Content Management Vendors: We Do Social Stuff Too
June 30, 2008
After a wonderful flight with exceptional service from caring airline employees, I had to read this headline twice to make sure I wasn’t in some state of delirium. The headline is “Content Management Software Vendors Eye Social Networking”. The essay is authored by Larry Dignan, and he does a great job of catching my attention. This headline and essay are keepers.
The key point to me is:
In other words, social networking will become a generic enterprise feature at some point. These CMS players can develop their own community suites (and hire staff that understands the social types), acquire white label networks or just hang back.
The trigger for this story is a consultant report. I can’t recall which firm stuffed full of pundits came up with this observation, but I think there is some truth to content management vendors’ chasing the rainbow of social search, social content, social chit chat, and social anything.
The reason is not far to seek. CMS is a faux application that often doesn’t work very and always costs a lot more than the customer anticipated. I used to write about CMS applications, but after I had to do some clean up in two Federal agencies when systems went off the rails, I just stopped paying attention to the vendors in this software sector.
Content management is software that tries to convert companies that don’t know much about publishing into publishers. As part of the deal, employees who are not skilled writers will get some help to become more information literate. The CMS then tries to keep track of versions, enforce security, output Web pages, and perform levitation.
Why not include social functions? Social software is as much a part of CMS as any other software function. If you can’t make a system better, just make it bigger, more complex, and more trendy. The reason enterprise publishing systems are gaining traction is a result of the opportunities CMS has created with their over-hyped assertions.
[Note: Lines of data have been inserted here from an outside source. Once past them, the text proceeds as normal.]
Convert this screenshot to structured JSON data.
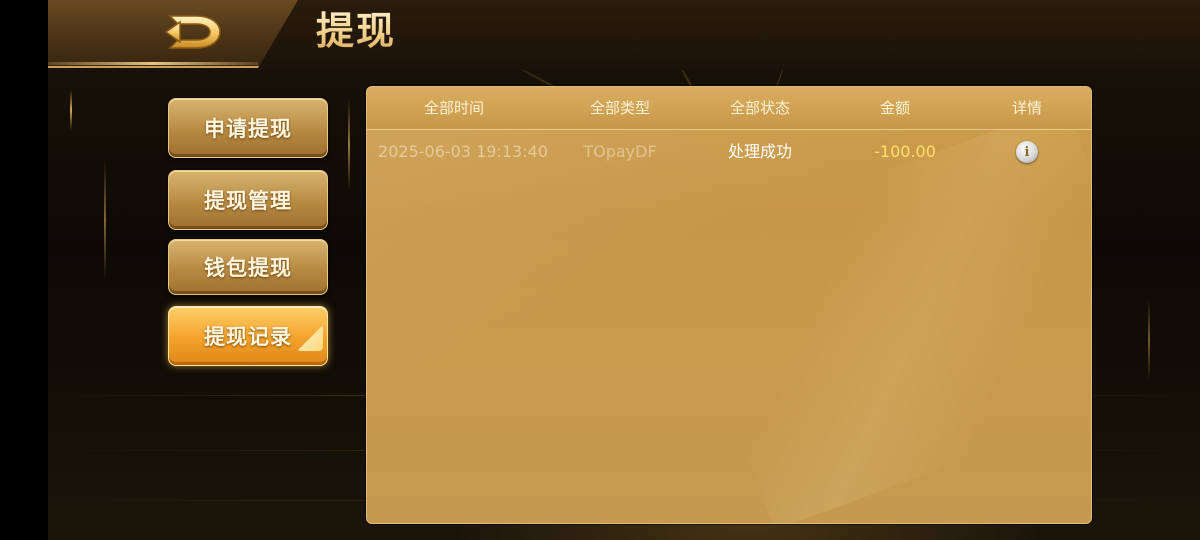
{
  "header": {
    "title": "提现",
    "back_icon": "back-arrow-icon"
  },
  "menu": {
    "items": [
      {
        "label": "申请提现",
        "active": false
      },
      {
        "label": "提现管理",
        "active": false
      },
      {
        "label": "钱包提现",
        "active": false
      },
      {
        "label": "提现记录",
        "active": true
      }
    ]
  },
  "table": {
    "columns": [
      "全部时间",
      "全部类型",
      "全部状态",
      "金额",
      "详情"
    ],
    "rows": [
      {
        "time": "2025-06-03 19:13:40",
        "type": "TOpayDF",
        "status": "处理成功",
        "amount": "-100.00",
        "detail_icon": "info-icon"
      }
    ]
  },
  "colors": {
    "accent_gold": "#c99a4a",
    "amount": "#ffe06a",
    "active_button": "#f2a22a"
  }
}
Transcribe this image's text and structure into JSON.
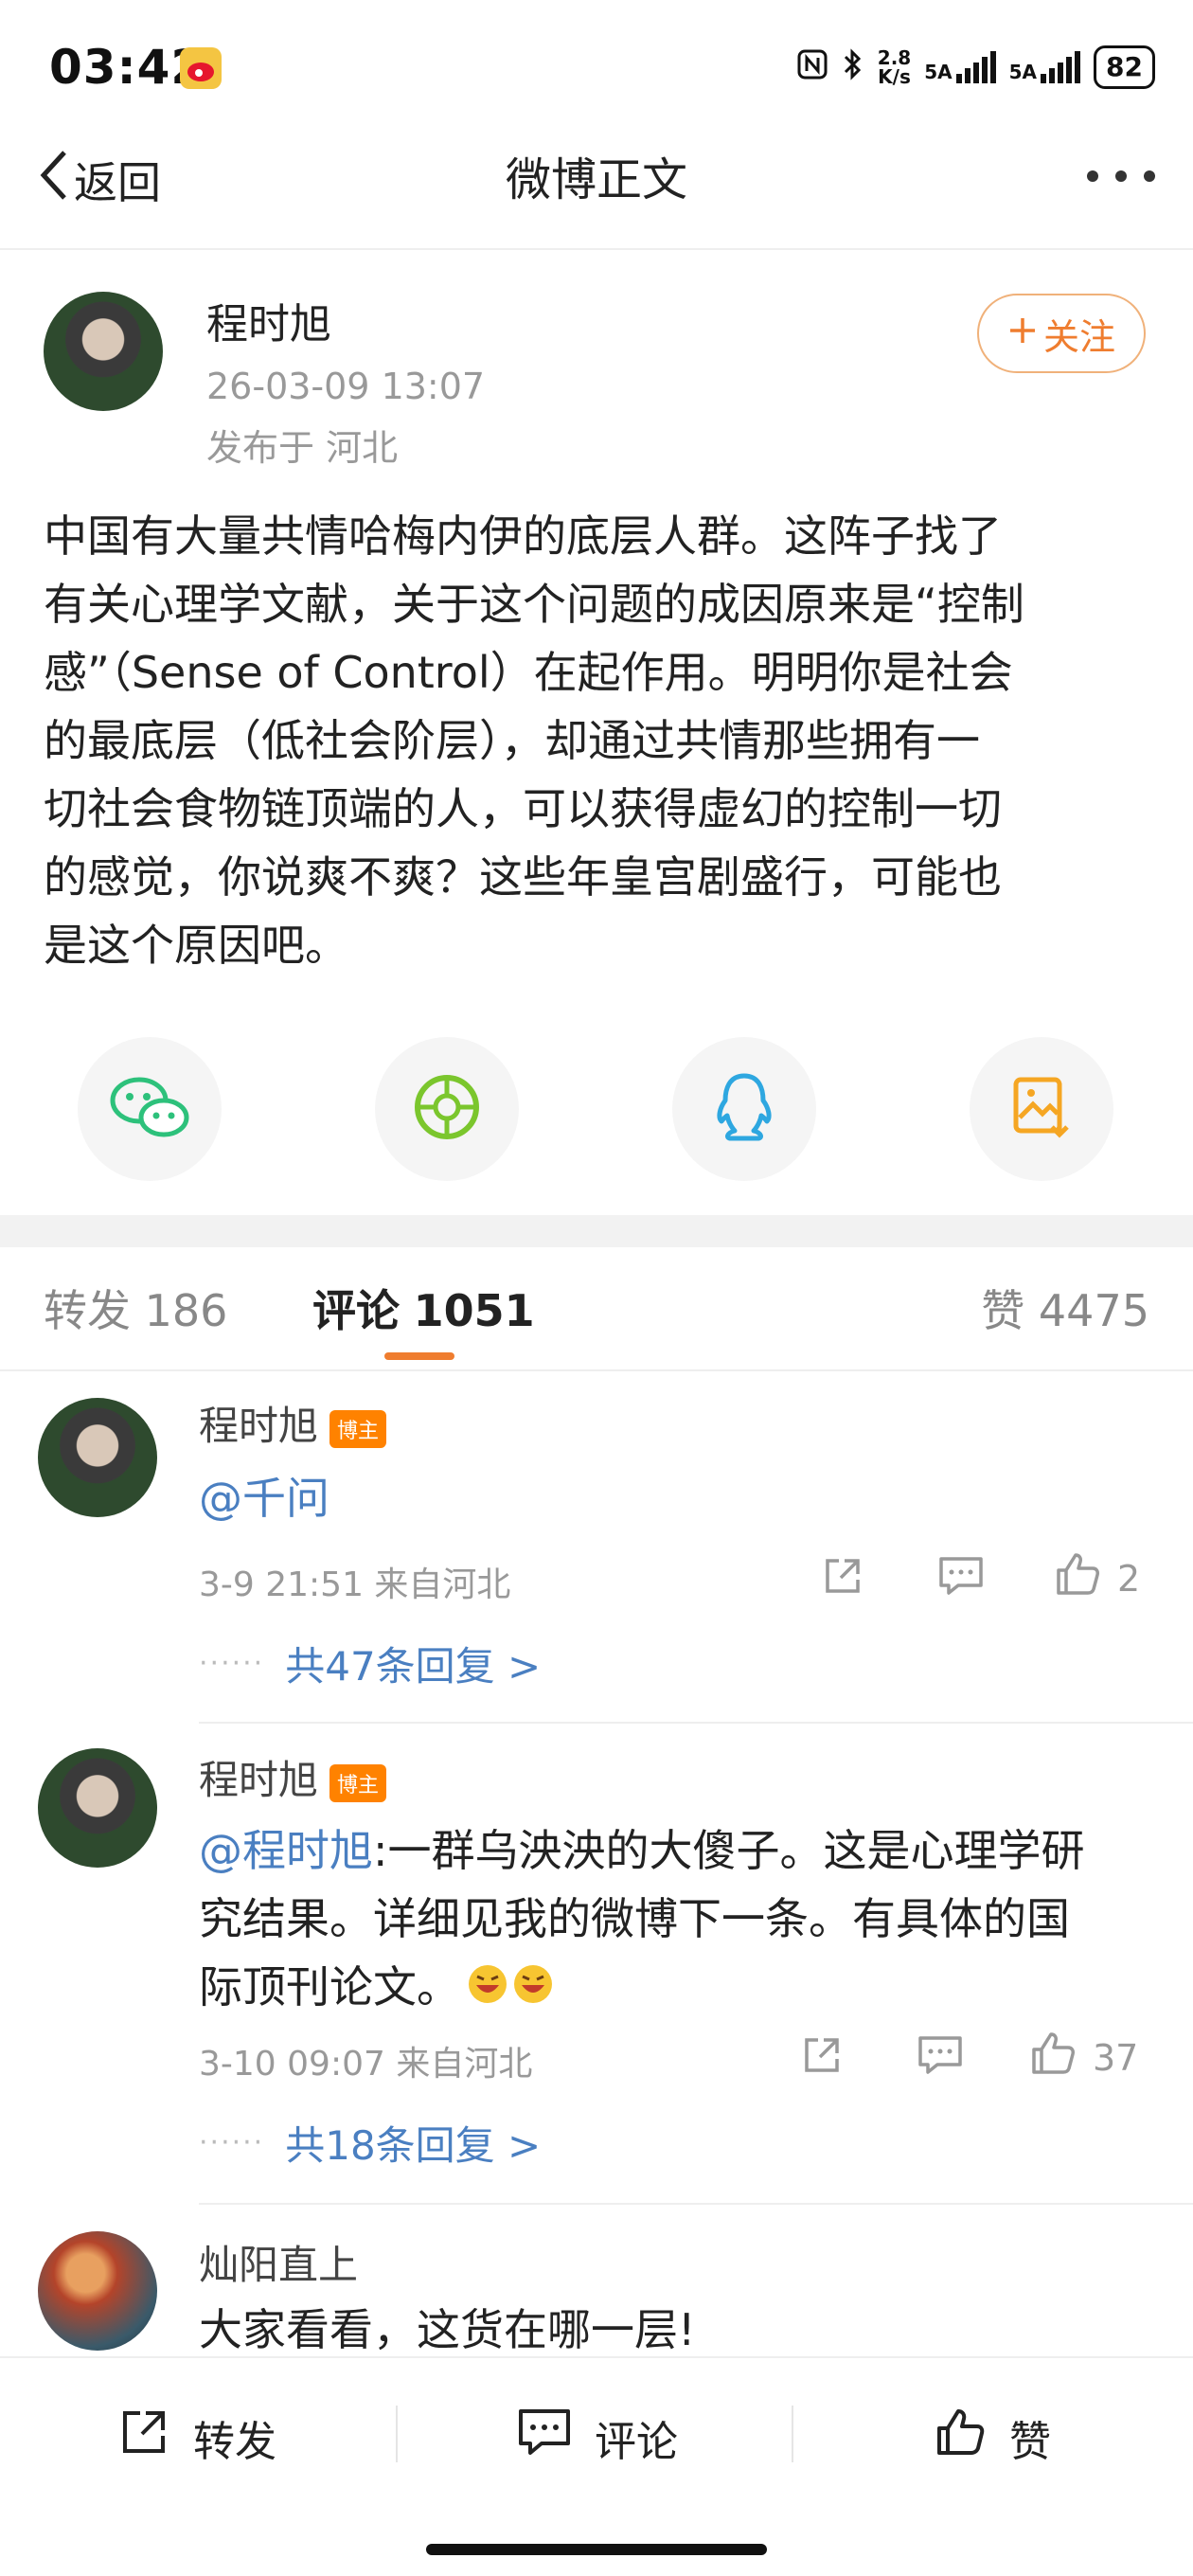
{
  "status_bar": {
    "time": "03:42",
    "network_speed_value": "2.8",
    "network_speed_unit": "K/s",
    "sim1": "5A",
    "sim2": "5A",
    "battery": "82"
  },
  "nav": {
    "back_label": "返回",
    "title": "微博正文"
  },
  "post": {
    "author": "程时旭",
    "time": "26-03-09 13:07",
    "location": "发布于 河北",
    "follow_label": "关注",
    "lines": [
      "中国有大量共情哈梅内伊的底层人群。这阵子找了",
      "有关心理学文献，关于这个问题的成因原来是“控制",
      "感”（Sense of Control）在起作用。明明你是社会",
      "的最底层（低社会阶层），却通过共情那些拥有一",
      "切社会食物链顶端的人，可以获得虚幻的控制一切",
      "的感觉，你说爽不爽？这些年皇宫剧盛行，可能也",
      "是这个原因吧。"
    ]
  },
  "share": {
    "icons": [
      "wechat-icon",
      "moments-icon",
      "qq-icon",
      "save-image-icon"
    ]
  },
  "tabs": {
    "repost": "转发 186",
    "comment_label": "评论",
    "comment_count": "1051",
    "like": "赞 4475"
  },
  "comments": [
    {
      "name": "程时旭",
      "badge": "博主",
      "mention": "@千问",
      "text": "",
      "meta": "3-9 21:51 来自河北",
      "likes": "2",
      "replies": "共47条回复 >"
    },
    {
      "name": "程时旭",
      "badge": "博主",
      "mention": "@程时旭",
      "text_lines": [
        ":一群乌泱泱的大傻子。这是心理学研",
        "究结果。详细见我的微博下一条。有具体的国",
        "际顶刊论文。"
      ],
      "meta": "3-10 09:07 来自河北",
      "likes": "37",
      "replies": "共18条回复 >"
    },
    {
      "name": "灿阳直上",
      "text": "大家看看，这货在哪一层!"
    }
  ],
  "bottom_bar": {
    "repost": "转发",
    "comment": "评论",
    "like": "赞"
  },
  "colors": {
    "accent": "#ef7d2f",
    "link": "#4a7fc1",
    "badge": "#ff8200"
  }
}
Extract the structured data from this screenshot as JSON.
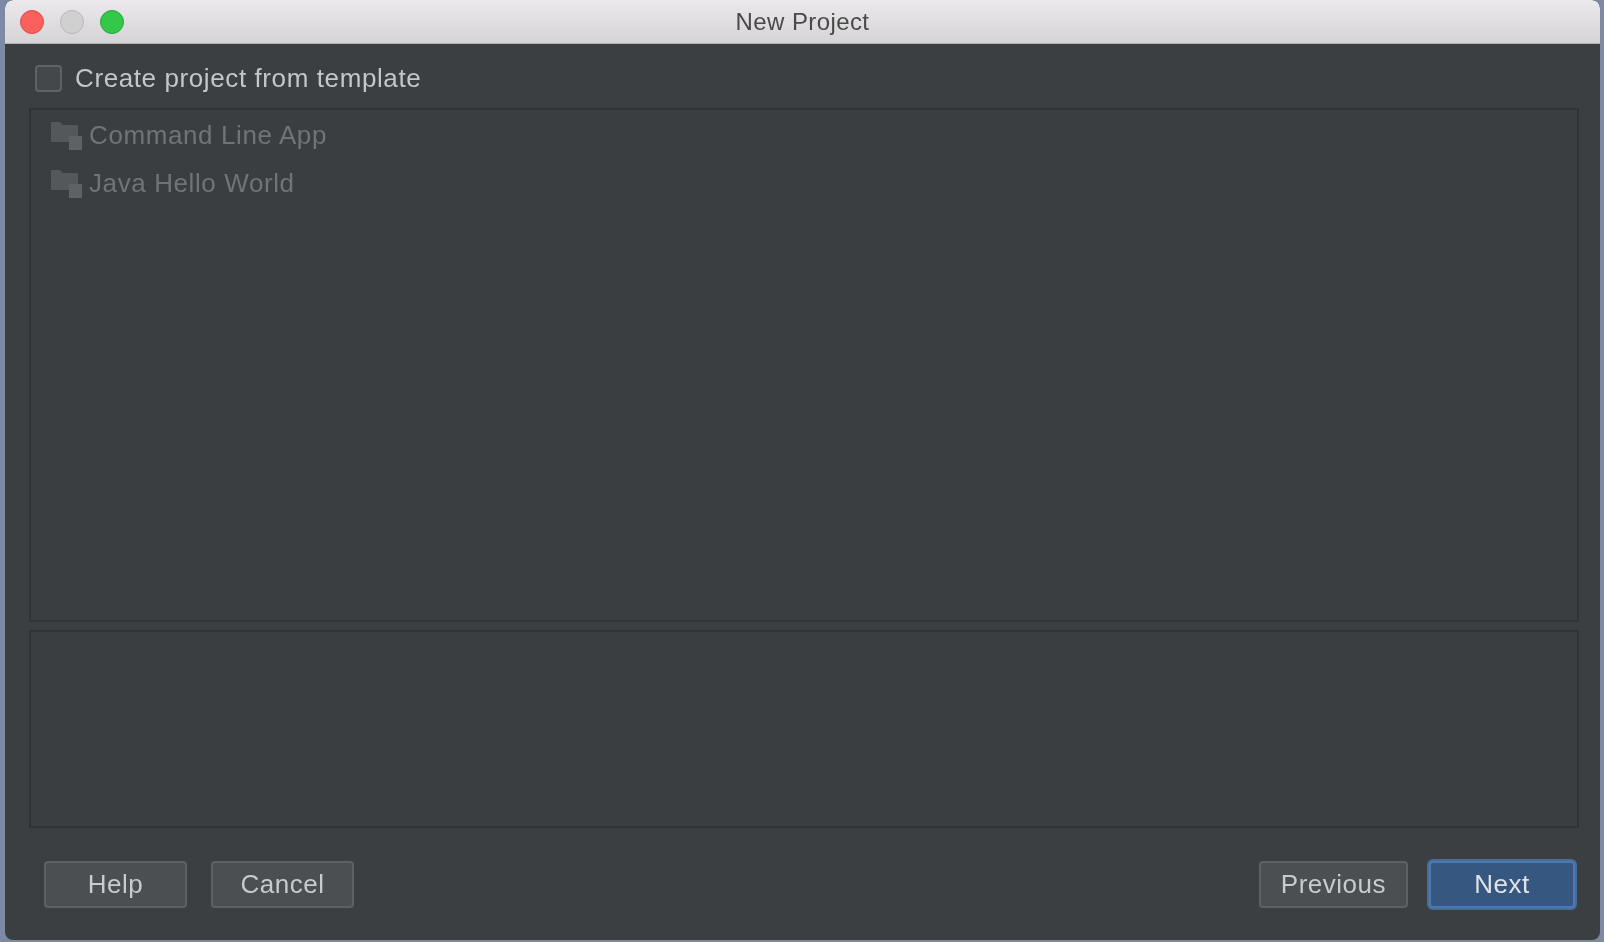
{
  "window": {
    "title": "New Project",
    "controls": [
      {
        "kind": "close",
        "disabled": false
      },
      {
        "kind": "minimize",
        "disabled": true
      },
      {
        "kind": "zoom",
        "disabled": false
      }
    ]
  },
  "template_option": {
    "label": "Create project from template",
    "checked": false
  },
  "templates": {
    "disabled": true,
    "items": [
      {
        "label": "Command Line App",
        "selected": false
      },
      {
        "label": "Java Hello World",
        "selected": false
      }
    ]
  },
  "footer": {
    "left_buttons": [
      {
        "label": "Help",
        "default": false
      },
      {
        "label": "Cancel",
        "default": false
      }
    ],
    "right_buttons": [
      {
        "label": "Previous",
        "default": false
      },
      {
        "label": "Next",
        "default": true
      }
    ]
  }
}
Enterprise search is disappointing. CMS is disappointing as well. Instead of delivering a solution that works, just add social features. Sounds like the enterprise software industry is up
Stephen Arnold, June 30, 2008